LIKE many others in the world, there was a man and his wife. They had an only son. The time for the conscription arrived. He went away with much regret. At the end of the seven years he was returning home with five sous in his pocket. As he was walking along a poor man came up to him, and asked charity in the Name of God. He gave him a sou, telling him that he had only five sous, but that he could not refuse at the Name of God. A moment after another poor man presents himself, and asks charity in the Name of God. He gives to him, telling him repeatedly:
"I, who had only five sous to take home after seven years of service--I have already given away one of them; but I cannot refuse you--I shall have still enough left to get a breakfast with."
And he goes on, but a moment after comes another poor man, and he gives again. This poor man says to him:

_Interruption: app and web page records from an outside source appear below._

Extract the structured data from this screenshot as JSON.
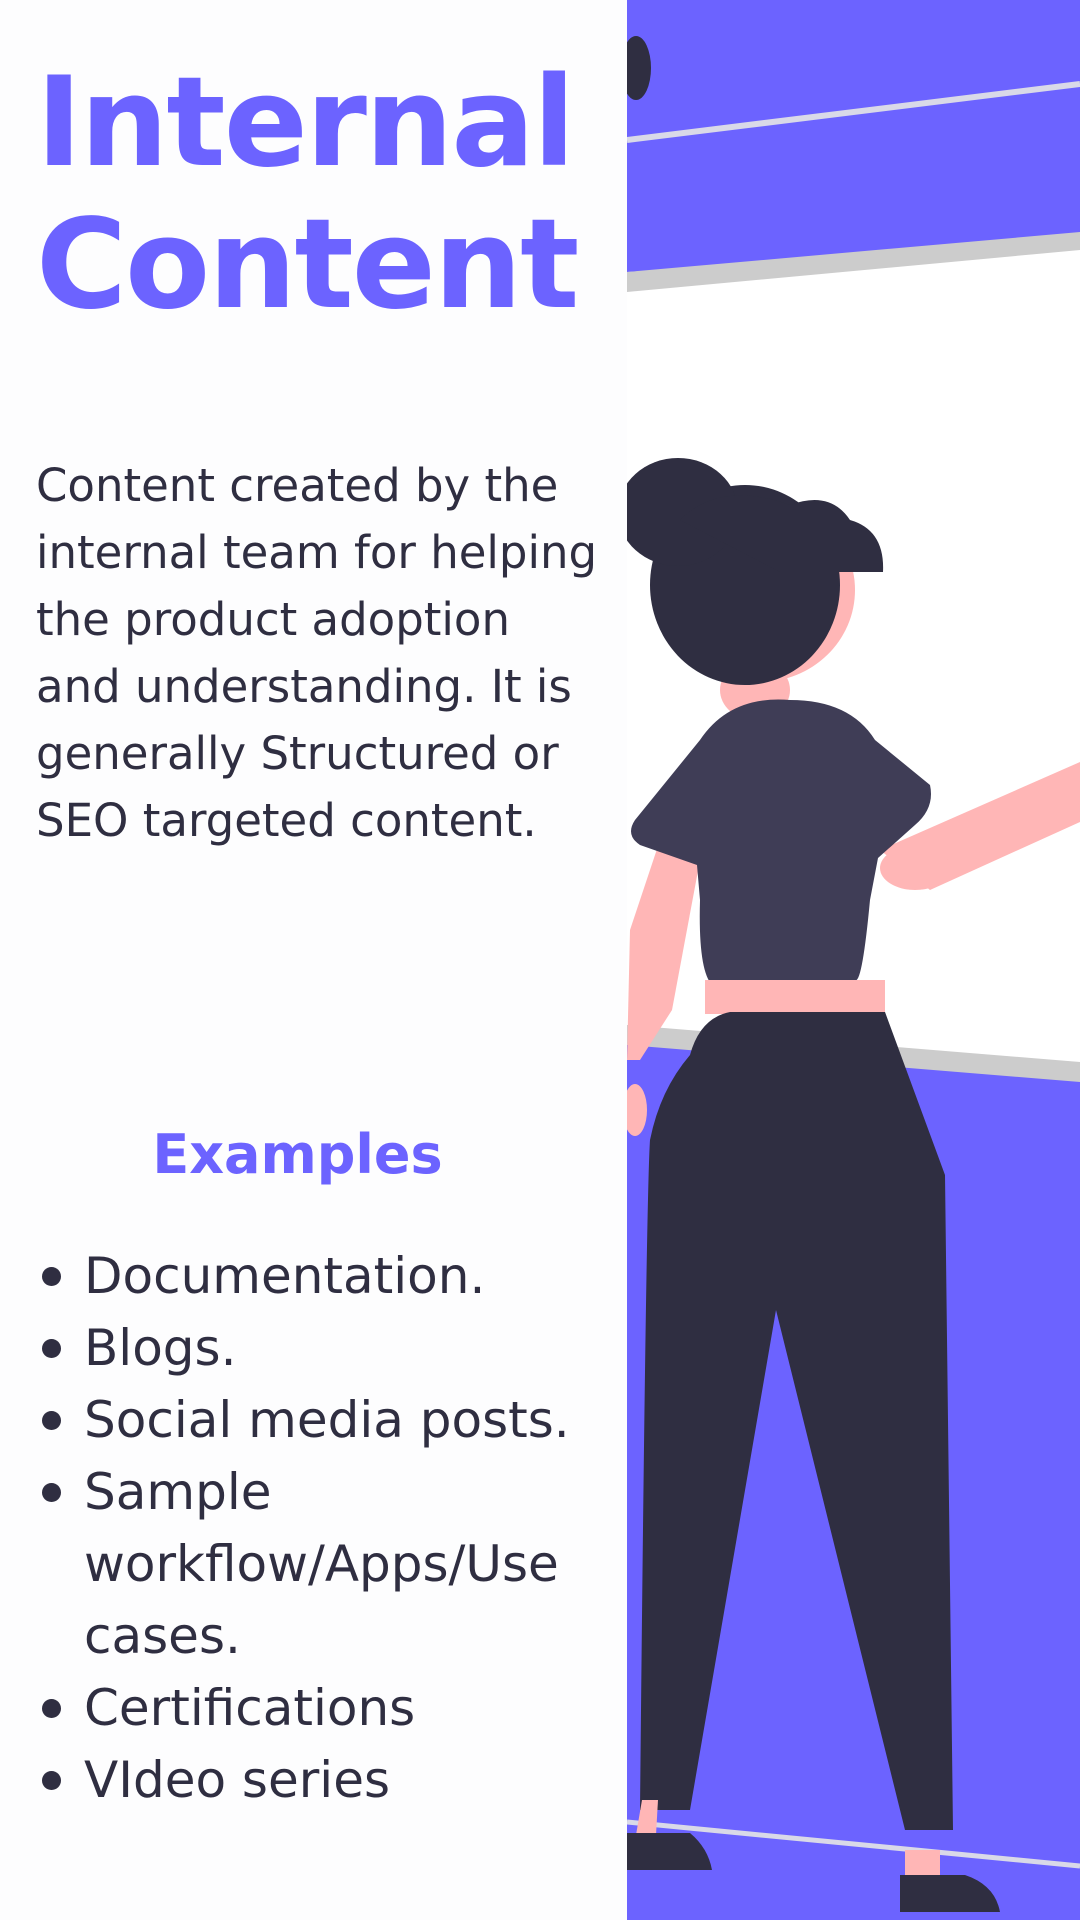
{
  "title": {
    "line1": "Internal",
    "line2": "Content"
  },
  "description": "Content created by the internal team for helping the product adoption and understanding. It is generally Structured or SEO targeted content.",
  "examples": {
    "heading": "Examples",
    "items": [
      "Documentation.",
      "Blogs.",
      "Social media posts.",
      "Sample workflow/Apps/Use cases.",
      "Certifications",
      "VIdeo series"
    ]
  },
  "colors": {
    "accent": "#6c63ff",
    "text": "#2f2e41",
    "skin": "#ffb6b6",
    "shirt": "#3f3d56",
    "rail": "#cfcfcf"
  },
  "illustration": {
    "subject": "woman-standing-at-board-illustration"
  }
}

"You will go to such a house, and you must ask charity of M. Tahentozen in the Name of God. He gives charity to no one; but he will ask you in from curiosity, and to hear the news. When you have told him all that you have seen, he will ask you where you have come from. You must say that you come from Heaven, but that you have seen nothing there but poor and maimed people, and that in hell there was nothing but rich men; and that at the gate of hell there are two devils sitting in arm-chairs, 'and I saw one arm-chair empty, and I went and asked whom it was for; and there came two devils from the gate, limping as if they were lame, and they said: "This is for M. Tahentozen. He never gives anything in charity, and, if he does not change, his place is there."'"
Our soldier goes as he has been told, and asks charity in the Name of God. But the servant, as she always did, sent him away. The master, having heard someone, asks the servant who is there. The servant answers that it is a soldier who asks for charity. He tells her to bring him up, in order to ask the news. Our soldier tells him all that the poor man had told him to say. And there upon the rich man begins to reflect, and he keeps the soldier at his house, and makes him rich, and the rest (of his money) he divides among the poor.
Gachina, the Net-maker.